Most of my games these days are two players. I get the occasional 3+ game in, but it’s just a fact of my busy life that it’s easy to set up games with 2. Most of the time this is with my girlfriend, Knerd. We get pretty competitive.
I’ve decided to start keeping a tally of the winner of each of our 2-player games, both to rub it in the loser’s face, and because it’ll be neat to see who’s better at which kinds of games. The tally follows:
I’ll be mentioning tension a lot in these posts. Tension isn’t the be-all end-all of board games, but it is a big part of board gaming, and of games and entertainment in general. Tension is what makes turning a corner in an FPS exciting, what makes it shocking when there’s a big reveal on TV, and what makes choosing between multiple options so rewarding in board games.
Tension can be created in multiple ways, but it usually comes down to a lack of information – not knowing how a decision will turn out, whether it is due to the addition of random chance, of decisions your opponent(s) have yet to make, or to an overwhelming amount of options too high to analyze. A decision where you know the outcome before you make the play may be satisfying, but it won’t be exciting in the same way .
Every aspect of a board game impacts the creation and maintenance of tension during play.
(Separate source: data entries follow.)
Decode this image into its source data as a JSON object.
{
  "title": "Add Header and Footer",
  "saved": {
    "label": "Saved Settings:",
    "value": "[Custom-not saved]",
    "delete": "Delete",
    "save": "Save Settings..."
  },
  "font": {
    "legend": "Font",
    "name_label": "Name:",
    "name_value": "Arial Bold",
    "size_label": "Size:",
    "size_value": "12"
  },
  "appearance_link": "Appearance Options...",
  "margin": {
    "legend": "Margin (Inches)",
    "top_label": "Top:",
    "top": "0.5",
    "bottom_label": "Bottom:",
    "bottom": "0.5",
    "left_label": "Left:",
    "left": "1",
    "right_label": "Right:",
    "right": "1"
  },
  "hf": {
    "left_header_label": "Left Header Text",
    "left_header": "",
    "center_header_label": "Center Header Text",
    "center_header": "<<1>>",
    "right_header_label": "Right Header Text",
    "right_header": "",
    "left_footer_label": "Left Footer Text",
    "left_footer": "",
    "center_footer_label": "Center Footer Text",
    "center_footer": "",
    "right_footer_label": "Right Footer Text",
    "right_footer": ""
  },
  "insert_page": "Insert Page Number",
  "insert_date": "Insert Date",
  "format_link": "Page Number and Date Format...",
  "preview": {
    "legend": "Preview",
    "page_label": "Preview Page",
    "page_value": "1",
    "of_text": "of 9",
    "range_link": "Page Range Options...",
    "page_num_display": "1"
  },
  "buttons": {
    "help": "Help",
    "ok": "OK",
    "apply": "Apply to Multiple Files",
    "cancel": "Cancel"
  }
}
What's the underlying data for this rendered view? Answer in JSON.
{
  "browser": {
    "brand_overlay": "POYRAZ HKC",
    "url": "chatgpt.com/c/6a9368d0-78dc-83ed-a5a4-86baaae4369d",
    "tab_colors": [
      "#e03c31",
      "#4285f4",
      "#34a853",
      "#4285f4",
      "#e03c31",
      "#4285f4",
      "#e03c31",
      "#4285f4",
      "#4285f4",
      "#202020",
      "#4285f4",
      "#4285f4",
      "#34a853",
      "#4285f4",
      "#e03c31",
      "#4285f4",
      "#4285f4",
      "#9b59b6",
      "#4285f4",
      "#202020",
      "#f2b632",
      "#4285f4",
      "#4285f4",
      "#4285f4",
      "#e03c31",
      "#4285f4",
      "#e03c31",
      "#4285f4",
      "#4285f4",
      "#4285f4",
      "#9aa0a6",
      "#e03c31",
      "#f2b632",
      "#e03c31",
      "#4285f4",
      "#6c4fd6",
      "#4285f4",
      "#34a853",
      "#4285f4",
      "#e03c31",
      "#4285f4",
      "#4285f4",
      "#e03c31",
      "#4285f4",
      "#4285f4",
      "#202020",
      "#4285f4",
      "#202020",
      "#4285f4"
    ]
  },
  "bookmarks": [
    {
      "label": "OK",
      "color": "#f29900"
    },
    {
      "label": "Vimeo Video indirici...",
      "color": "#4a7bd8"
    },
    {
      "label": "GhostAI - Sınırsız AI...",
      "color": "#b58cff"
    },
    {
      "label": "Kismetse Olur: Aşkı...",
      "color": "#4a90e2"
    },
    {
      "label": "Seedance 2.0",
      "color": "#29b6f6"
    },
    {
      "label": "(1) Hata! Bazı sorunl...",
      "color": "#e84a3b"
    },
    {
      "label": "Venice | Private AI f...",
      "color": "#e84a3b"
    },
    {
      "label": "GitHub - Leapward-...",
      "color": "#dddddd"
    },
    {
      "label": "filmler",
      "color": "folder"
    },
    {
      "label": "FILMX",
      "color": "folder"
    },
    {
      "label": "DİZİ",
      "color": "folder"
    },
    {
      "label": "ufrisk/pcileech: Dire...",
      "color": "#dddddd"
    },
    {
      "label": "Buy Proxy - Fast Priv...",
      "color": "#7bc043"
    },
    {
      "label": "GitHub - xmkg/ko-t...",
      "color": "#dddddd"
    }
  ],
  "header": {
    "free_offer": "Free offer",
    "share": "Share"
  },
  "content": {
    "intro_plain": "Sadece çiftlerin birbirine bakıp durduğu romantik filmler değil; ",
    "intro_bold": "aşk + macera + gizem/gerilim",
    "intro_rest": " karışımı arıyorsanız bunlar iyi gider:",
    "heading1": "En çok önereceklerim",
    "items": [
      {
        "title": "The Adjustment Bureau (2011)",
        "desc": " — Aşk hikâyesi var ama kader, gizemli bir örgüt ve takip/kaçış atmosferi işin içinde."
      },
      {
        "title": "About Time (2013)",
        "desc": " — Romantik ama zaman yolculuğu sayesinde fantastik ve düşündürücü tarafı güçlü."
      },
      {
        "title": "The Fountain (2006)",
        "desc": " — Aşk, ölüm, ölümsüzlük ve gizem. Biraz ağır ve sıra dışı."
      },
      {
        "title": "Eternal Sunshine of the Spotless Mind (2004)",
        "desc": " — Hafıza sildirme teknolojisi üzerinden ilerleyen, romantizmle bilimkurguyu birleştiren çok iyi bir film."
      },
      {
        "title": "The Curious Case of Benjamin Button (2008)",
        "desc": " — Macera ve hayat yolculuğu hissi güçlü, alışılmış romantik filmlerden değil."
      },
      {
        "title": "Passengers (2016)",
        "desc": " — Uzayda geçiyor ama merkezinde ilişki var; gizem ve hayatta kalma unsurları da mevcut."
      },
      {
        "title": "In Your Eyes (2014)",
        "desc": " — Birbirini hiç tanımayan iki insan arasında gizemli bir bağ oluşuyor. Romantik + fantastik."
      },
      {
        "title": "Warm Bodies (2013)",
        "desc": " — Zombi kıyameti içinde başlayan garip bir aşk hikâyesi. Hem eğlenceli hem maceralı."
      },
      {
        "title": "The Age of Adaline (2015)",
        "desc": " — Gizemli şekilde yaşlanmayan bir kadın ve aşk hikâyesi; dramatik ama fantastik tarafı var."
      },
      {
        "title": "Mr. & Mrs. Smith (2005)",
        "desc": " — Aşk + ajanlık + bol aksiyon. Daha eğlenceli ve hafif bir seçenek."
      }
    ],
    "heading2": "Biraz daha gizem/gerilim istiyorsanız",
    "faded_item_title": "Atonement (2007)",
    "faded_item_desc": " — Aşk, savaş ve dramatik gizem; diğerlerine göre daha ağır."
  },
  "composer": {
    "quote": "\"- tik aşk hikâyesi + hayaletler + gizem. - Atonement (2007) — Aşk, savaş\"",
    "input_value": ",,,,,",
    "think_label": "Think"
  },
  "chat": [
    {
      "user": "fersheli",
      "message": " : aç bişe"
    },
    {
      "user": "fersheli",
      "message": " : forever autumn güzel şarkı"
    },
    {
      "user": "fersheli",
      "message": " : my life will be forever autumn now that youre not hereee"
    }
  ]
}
From the art on the box, to the fiddly rules edge cases, to the implementation of mechanics, it all comes together to create tension.
The knife’s edge where your opponent has the potential to bring your carefully constructed house of cards, your painstakingly planned ambush, collapsing around you, if they could only figure out the right move. Or the tension where you have just had that same opportunity – did you make the right choice to diffuse their threat? Was it a bluff? Was your counter-stroke just not strong enough?
That excitement, and the design decisions behind it’s creation, is what I want to talk about here.